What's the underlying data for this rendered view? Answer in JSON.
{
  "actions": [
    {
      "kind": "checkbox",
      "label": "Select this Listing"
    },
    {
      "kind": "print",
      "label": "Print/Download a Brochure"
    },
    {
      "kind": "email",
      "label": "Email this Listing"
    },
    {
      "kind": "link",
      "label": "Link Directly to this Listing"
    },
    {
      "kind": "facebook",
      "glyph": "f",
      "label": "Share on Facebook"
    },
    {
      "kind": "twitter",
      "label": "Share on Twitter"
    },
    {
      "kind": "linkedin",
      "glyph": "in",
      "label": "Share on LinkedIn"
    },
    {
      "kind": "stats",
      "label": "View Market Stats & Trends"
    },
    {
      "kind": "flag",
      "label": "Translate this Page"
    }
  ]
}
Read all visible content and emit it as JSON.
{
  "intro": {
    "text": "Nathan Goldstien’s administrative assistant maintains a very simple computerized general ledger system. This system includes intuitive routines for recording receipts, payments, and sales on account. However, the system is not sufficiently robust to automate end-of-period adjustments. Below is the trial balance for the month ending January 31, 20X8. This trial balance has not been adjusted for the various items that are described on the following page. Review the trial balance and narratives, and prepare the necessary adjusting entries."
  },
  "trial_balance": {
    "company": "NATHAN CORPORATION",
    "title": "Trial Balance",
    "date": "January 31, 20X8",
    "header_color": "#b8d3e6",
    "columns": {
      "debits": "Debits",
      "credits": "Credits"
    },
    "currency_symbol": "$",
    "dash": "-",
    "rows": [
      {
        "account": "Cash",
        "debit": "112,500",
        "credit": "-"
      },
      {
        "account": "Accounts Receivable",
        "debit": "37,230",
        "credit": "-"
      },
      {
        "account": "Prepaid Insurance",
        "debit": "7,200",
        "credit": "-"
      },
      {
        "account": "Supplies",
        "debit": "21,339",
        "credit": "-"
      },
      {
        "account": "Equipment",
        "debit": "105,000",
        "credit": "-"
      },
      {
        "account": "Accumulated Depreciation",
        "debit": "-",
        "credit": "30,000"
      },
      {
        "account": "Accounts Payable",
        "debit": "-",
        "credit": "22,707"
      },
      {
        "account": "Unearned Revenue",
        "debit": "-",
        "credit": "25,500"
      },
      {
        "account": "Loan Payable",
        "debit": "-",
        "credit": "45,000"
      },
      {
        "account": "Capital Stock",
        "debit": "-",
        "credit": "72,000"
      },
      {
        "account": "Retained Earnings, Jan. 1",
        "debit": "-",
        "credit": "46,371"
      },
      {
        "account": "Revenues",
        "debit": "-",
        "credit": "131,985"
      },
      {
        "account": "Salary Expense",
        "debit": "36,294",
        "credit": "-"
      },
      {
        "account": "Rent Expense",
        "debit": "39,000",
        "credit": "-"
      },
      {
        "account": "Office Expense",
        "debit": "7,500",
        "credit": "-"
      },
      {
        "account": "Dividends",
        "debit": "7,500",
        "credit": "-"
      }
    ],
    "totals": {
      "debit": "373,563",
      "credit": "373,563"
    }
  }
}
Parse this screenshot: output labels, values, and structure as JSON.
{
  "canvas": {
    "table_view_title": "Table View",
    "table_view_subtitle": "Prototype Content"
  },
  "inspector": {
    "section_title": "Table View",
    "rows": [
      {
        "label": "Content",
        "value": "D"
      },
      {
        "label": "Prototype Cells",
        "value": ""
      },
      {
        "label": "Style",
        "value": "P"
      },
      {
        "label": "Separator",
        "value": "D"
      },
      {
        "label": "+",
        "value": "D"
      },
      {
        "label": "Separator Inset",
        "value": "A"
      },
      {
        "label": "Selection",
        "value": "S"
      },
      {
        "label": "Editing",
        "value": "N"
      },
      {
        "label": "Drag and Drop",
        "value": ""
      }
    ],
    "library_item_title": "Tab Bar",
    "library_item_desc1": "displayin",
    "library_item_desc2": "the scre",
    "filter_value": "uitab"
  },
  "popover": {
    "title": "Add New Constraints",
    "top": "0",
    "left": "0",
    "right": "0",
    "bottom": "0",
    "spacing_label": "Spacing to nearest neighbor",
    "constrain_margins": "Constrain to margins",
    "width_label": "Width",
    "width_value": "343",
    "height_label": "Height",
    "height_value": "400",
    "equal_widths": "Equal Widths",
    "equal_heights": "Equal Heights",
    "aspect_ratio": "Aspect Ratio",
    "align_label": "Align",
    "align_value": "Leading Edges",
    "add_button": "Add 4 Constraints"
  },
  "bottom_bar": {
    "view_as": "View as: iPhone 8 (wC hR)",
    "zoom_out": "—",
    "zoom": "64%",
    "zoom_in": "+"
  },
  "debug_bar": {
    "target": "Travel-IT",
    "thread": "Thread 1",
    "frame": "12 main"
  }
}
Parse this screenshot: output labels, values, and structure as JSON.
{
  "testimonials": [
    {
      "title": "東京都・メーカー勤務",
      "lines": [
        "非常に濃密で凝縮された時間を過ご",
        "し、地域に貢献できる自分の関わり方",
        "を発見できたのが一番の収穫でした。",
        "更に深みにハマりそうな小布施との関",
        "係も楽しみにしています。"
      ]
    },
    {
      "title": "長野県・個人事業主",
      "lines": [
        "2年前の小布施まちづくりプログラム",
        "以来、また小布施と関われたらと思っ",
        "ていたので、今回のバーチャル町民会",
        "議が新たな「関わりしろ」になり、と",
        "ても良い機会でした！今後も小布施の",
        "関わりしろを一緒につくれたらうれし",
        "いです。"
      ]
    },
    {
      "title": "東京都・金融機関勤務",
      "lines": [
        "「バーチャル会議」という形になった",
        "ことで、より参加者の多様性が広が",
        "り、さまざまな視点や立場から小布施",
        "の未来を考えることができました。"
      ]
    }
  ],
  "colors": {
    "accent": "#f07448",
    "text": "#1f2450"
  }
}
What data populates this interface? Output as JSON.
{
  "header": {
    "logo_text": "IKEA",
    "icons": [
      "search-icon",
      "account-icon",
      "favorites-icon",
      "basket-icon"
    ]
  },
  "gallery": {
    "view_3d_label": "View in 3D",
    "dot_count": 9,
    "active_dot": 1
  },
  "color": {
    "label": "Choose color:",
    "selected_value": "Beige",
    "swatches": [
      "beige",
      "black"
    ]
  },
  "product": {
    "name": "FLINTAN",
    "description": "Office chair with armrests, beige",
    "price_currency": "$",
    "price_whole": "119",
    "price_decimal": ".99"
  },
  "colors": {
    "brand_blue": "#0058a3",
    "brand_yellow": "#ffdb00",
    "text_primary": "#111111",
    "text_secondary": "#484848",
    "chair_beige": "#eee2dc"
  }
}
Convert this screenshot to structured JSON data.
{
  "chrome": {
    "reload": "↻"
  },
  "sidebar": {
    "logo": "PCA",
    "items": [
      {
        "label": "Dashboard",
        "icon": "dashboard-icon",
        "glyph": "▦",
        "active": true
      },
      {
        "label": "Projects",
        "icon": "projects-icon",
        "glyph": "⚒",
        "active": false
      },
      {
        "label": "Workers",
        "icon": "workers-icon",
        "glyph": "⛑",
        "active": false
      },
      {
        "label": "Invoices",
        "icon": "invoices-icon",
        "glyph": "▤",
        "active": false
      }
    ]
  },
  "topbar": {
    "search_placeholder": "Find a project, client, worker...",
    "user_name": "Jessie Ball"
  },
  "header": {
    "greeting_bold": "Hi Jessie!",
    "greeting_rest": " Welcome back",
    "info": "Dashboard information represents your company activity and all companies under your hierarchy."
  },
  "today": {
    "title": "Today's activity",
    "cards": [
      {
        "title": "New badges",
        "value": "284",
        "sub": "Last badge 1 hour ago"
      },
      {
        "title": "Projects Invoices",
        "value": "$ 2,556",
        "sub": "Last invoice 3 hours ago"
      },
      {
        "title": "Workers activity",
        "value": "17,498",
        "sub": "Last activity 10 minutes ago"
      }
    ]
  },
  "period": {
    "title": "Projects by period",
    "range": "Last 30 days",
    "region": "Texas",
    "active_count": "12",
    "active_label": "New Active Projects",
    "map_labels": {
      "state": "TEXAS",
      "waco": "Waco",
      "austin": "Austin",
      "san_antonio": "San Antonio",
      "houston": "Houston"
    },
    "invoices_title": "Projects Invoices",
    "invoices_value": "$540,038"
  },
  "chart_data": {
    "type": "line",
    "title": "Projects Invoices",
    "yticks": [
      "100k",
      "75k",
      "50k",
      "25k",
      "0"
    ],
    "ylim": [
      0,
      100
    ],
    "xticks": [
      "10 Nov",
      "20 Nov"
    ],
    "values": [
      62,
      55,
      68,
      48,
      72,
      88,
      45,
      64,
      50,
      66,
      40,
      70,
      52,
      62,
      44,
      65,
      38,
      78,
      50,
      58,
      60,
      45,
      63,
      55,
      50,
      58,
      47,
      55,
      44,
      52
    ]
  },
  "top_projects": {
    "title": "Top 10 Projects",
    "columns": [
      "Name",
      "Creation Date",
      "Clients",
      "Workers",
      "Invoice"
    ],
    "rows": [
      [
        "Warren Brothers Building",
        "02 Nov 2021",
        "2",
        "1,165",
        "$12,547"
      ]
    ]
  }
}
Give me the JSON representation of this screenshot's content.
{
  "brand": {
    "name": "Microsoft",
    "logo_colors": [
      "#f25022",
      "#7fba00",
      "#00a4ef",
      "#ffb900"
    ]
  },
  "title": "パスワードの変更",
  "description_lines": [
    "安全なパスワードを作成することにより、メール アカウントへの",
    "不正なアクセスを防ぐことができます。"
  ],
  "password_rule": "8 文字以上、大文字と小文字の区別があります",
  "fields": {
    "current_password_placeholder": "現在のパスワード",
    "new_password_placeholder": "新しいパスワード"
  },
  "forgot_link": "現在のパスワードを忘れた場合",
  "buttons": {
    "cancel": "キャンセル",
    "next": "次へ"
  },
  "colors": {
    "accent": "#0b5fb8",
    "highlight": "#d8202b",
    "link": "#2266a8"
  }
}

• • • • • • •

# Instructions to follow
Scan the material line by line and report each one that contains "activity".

# Solution to this problem
    "info": "Dashboard information represents your company activity and all companies under your hierarchy."
    "title": "Today's activity",
        "title": "Workers activity",
        "sub": "Last activity 10 minutes ago"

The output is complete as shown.